(Website and app data records)
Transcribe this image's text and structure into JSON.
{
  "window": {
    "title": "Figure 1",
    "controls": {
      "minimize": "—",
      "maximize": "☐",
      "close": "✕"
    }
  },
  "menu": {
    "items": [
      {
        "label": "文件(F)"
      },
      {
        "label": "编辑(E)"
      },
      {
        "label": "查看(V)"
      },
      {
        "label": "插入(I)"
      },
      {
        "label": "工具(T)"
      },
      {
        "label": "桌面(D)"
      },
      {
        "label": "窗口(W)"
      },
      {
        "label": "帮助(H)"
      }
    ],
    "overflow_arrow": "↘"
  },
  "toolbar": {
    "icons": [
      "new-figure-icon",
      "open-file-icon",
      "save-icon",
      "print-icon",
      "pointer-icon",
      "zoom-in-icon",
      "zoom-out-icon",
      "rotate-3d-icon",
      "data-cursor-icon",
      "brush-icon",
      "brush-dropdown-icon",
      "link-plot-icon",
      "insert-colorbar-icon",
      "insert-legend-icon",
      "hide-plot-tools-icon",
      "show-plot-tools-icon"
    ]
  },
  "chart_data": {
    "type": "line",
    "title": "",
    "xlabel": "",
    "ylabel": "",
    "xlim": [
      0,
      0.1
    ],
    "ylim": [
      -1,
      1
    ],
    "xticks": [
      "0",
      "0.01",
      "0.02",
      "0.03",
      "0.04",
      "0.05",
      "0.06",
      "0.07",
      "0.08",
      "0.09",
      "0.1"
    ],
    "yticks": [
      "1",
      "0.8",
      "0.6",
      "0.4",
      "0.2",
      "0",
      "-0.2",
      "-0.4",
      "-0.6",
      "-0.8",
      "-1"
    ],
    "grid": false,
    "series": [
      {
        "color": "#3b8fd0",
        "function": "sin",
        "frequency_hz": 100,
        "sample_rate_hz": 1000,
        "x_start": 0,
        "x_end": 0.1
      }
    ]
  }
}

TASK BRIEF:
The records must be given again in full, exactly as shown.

OUTPUT FOR THIS TASK:
Transcribe this image's text and structure into JSON.
{
  "window": {
    "title": "Figure 1",
    "controls": {
      "minimize": "—",
      "maximize": "☐",
      "close": "✕"
    }
  },
  "menu": {
    "items": [
      {
        "label": "文件(F)"
      },
      {
        "label": "编辑(E)"
      },
      {
        "label": "查看(V)"
      },
      {
        "label": "插入(I)"
      },
      {
        "label": "工具(T)"
      },
      {
        "label": "桌面(D)"
      },
      {
        "label": "窗口(W)"
      },
      {
        "label": "帮助(H)"
      }
    ],
    "overflow_arrow": "↘"
  },
  "toolbar": {
    "icons": [
      "new-figure-icon",
      "open-file-icon",
      "save-icon",
      "print-icon",
      "pointer-icon",
      "zoom-in-icon",
      "zoom-out-icon",
      "rotate-3d-icon",
      "data-cursor-icon",
      "brush-icon",
      "brush-dropdown-icon",
      "link-plot-icon",
      "insert-colorbar-icon",
      "insert-legend-icon",
      "hide-plot-tools-icon",
      "show-plot-tools-icon"
    ]
  },
  "chart_data": {
    "type": "line",
    "title": "",
    "xlabel": "",
    "ylabel": "",
    "xlim": [
      0,
      0.1
    ],
    "ylim": [
      -1,
      1
    ],
    "xticks": [
      "0",
      "0.01",
      "0.02",
      "0.03",
      "0.04",
      "0.05",
      "0.06",
      "0.07",
      "0.08",
      "0.09",
      "0.1"
    ],
    "yticks": [
      "1",
      "0.8",
      "0.6",
      "0.4",
      "0.2",
      "0",
      "-0.2",
      "-0.4",
      "-0.6",
      "-0.8",
      "-1"
    ],
    "grid": false,
    "series": [
      {
        "color": "#3b8fd0",
        "function": "sin",
        "frequency_hz": 100,
        "sample_rate_hz": 1000,
        "x_start": 0,
        "x_end": 0.1
      }
    ]
  }
}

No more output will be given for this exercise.